“What this poll says is that President Biden and Democrats are headed for a catastrophic election,” said Republican pollster Bill McInturff of Public Opinions Strategy, who conducted this survey with Democratic pollster Jeff Horwitt of Hart Research Associates.
The poll was conducted between March 18-22, before the president’s overseas trip, where he was to meet with NATO allies, visit with U.S. troops in Poland and deliver a major speech on Russia’s war in Ukraine.
Joe Biden is not getting the “Rally around the president” poll numbers that have almost always appeared when the United States gets involved in a military conflict. While there are no active-duty troops involved, the U.S. has taken a very visible role in combating Putin and his expansionist policies.
The erosion in Biden’s approval rating has been across the board among key demographic groups, including Black respondents (from 64 percent approve in January to 62 percent now), women (from 51 percent approve to 44 percent), Latinos (from 48 percent to 39 percent) and independents (36 percent to 32 percent).
“You cannot get down to the low 40s in presidential approval, unless you have strained your own base,” said McInturff, the GOP pollster.
The question on the minds of political analysts on both sides is how these low poll ratings — and the war in Ukraine — shake out in terms of the Midterm elections.
Rebecca Kleefisch, the Republican former lieutenant governor of Wisconsin who is challenging Democratic Gov. Tony Evers this year, said the war in Ukraine and the resulting rise in gas prices only amplified the economic concerns that she is asked about constantly on the campaign trail.
“I wouldn’t even say that I’m wrapping these issues into current events,” Kleefisch said. “Affordability is one of the key issues that people think about and talk about with me every single day.

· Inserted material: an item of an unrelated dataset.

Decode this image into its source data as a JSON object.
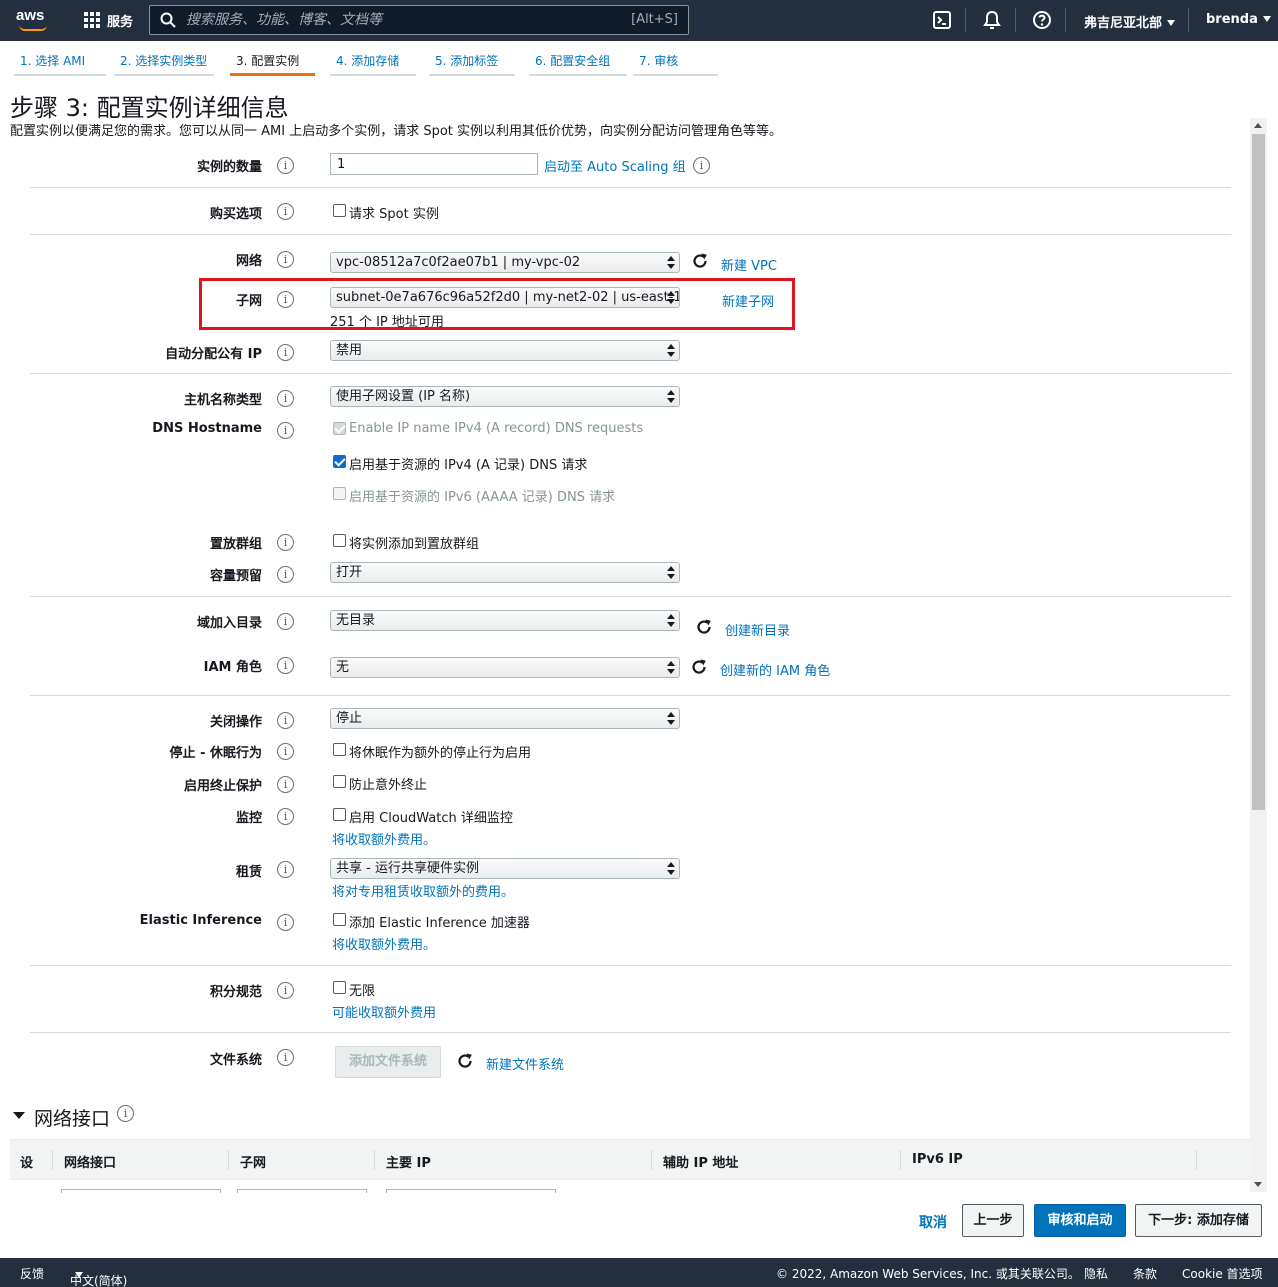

You have to remember that gas prices began rising significantly before the war in Ukraine even began.”
The Wisconsin race is one of a handful of governor’s races in battleground states in which Republicans are seizing on any and all Democratic environmental policy-related decisions to make the case that those Democrats bear at least some responsibility for rising gas prices.
No matter what happens in Ukraine — with the exception of a “hot war” breaking out between Russia and NATO — prices will continue to climb and shortages will begin to crop up. In that case, “leadership” becomes a very nebulous and unimportant thing. Biden can get strong marks for “leadership” but that won’t help him and his party if gas is over $5 bucks a gallon and bread is $10 a loaf.
It remains to be seen how much credit Biden would get for a successful termination of the war for Ukraine. The bottom line is that Biden and the Democrats are still in deep trouble no matter what scenario plays out in Ukraine.